== Work to be completed ==
The required output is a number: how many lines of the data below include the string "this".

== Material shown ==

++++++

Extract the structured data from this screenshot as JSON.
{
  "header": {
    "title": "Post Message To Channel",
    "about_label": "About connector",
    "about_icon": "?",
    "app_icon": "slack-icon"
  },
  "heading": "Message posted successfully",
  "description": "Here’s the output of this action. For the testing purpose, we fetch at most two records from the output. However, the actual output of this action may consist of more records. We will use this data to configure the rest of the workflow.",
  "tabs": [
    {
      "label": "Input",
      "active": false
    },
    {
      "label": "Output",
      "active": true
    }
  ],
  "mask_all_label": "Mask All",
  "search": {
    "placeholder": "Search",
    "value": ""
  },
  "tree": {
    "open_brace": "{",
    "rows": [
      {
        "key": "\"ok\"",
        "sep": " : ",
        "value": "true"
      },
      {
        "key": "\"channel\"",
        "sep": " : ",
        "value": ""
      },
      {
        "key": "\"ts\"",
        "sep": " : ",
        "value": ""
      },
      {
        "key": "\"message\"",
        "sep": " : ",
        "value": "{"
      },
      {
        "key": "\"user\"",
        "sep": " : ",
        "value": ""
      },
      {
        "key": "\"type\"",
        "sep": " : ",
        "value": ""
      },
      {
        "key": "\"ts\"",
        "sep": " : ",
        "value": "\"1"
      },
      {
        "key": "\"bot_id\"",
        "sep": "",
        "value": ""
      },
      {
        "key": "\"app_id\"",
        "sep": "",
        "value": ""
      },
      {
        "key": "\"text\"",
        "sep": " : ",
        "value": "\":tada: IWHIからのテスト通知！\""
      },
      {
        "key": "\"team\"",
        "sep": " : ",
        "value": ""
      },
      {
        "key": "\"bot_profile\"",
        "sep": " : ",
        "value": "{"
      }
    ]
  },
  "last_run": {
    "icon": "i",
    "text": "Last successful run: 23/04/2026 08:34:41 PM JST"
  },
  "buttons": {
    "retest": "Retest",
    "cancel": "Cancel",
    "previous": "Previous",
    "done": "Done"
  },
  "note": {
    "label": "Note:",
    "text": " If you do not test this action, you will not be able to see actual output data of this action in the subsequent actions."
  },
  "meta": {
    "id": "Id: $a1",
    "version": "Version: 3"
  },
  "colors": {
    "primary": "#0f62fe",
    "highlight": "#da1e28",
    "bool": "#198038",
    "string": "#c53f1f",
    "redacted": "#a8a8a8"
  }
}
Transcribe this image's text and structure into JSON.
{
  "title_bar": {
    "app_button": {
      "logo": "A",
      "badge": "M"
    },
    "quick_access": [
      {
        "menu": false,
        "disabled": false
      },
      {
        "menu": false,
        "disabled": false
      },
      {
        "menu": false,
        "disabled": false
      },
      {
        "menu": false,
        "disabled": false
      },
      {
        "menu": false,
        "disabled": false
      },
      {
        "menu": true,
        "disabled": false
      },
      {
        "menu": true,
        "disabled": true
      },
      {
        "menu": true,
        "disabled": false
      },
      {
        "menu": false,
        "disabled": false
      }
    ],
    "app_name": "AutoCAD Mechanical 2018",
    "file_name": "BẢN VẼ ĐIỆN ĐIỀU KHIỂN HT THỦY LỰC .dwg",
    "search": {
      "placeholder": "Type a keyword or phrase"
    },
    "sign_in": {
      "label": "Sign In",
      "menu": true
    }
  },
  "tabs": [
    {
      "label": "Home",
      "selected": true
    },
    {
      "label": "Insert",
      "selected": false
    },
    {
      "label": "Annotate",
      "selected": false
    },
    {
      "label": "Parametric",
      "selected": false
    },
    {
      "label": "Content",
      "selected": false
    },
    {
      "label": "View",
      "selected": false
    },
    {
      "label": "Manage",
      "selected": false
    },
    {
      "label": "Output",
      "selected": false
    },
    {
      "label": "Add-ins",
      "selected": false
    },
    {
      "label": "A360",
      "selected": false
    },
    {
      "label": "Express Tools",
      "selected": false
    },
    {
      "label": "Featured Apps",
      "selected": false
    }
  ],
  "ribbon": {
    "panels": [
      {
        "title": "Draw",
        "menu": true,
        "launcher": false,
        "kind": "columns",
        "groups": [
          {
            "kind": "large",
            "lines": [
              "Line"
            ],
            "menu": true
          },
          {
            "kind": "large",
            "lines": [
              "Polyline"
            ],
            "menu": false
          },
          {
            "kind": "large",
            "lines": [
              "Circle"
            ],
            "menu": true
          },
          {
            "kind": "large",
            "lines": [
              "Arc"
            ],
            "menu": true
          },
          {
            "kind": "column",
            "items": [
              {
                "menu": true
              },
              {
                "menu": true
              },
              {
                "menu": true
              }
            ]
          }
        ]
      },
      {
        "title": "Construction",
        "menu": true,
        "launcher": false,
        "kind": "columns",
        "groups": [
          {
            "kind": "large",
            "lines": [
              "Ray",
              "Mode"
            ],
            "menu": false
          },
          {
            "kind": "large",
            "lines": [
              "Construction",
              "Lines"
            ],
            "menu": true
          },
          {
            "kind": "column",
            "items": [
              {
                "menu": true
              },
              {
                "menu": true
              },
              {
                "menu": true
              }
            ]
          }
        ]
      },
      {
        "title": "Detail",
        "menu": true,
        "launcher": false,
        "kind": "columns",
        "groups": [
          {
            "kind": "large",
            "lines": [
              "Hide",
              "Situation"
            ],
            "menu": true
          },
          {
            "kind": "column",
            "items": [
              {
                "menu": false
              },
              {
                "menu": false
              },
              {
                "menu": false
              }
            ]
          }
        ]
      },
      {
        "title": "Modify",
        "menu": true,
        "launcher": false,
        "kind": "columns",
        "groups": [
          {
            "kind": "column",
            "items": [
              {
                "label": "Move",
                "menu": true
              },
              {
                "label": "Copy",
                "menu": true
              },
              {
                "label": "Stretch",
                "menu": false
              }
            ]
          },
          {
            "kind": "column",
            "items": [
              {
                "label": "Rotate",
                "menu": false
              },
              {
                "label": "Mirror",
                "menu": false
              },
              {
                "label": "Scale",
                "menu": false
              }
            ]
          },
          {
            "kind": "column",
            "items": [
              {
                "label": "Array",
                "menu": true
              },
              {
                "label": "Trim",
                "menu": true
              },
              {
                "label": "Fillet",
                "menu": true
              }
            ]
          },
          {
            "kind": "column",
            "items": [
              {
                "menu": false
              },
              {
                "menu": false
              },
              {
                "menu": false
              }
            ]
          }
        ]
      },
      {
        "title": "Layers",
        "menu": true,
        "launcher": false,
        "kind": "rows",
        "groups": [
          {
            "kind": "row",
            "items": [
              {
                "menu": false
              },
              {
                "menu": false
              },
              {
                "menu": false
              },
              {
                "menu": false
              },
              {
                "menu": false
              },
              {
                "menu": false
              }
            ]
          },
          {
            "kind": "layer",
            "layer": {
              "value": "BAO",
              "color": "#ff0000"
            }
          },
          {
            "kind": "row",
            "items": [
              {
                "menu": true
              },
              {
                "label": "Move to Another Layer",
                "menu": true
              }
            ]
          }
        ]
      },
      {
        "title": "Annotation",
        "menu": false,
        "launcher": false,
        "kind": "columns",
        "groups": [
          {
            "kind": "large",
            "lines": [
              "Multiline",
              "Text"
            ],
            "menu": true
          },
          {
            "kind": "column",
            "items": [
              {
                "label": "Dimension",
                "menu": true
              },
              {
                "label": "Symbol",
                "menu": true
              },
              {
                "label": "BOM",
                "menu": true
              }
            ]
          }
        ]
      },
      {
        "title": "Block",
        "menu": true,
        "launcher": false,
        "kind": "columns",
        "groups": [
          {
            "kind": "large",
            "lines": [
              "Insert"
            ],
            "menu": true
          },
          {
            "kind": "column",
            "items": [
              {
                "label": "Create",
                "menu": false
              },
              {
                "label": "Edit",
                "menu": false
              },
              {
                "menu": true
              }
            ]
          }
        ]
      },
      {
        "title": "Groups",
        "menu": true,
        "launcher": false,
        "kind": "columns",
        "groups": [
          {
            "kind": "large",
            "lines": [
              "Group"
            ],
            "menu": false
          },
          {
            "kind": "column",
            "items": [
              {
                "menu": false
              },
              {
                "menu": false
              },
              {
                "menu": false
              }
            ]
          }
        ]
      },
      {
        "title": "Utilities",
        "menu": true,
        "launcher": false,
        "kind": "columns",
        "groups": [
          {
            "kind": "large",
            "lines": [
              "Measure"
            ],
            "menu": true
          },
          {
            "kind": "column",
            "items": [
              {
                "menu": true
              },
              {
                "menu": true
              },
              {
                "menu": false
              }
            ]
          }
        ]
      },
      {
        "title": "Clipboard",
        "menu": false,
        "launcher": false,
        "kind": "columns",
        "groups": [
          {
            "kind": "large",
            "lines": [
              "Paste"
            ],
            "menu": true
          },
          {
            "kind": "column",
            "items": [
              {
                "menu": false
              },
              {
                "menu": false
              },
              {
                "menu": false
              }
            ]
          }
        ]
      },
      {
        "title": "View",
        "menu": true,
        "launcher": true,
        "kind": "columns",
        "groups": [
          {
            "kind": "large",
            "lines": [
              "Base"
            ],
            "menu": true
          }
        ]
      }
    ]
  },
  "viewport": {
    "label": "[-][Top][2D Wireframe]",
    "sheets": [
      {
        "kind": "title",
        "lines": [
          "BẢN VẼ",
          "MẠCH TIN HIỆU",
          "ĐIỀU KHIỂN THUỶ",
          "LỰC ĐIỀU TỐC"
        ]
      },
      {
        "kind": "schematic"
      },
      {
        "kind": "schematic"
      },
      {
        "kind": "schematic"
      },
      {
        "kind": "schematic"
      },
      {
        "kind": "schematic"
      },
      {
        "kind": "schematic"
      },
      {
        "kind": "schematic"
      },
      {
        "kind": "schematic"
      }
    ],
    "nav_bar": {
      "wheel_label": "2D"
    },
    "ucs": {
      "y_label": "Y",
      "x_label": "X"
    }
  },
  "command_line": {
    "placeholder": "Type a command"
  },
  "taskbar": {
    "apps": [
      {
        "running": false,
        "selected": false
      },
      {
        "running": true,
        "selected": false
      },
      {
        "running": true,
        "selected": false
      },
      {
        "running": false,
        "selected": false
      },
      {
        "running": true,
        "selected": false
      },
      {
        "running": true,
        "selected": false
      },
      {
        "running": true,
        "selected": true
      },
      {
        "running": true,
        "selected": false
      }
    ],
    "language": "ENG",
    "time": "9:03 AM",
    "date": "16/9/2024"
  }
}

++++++

== Reply to the task ==
4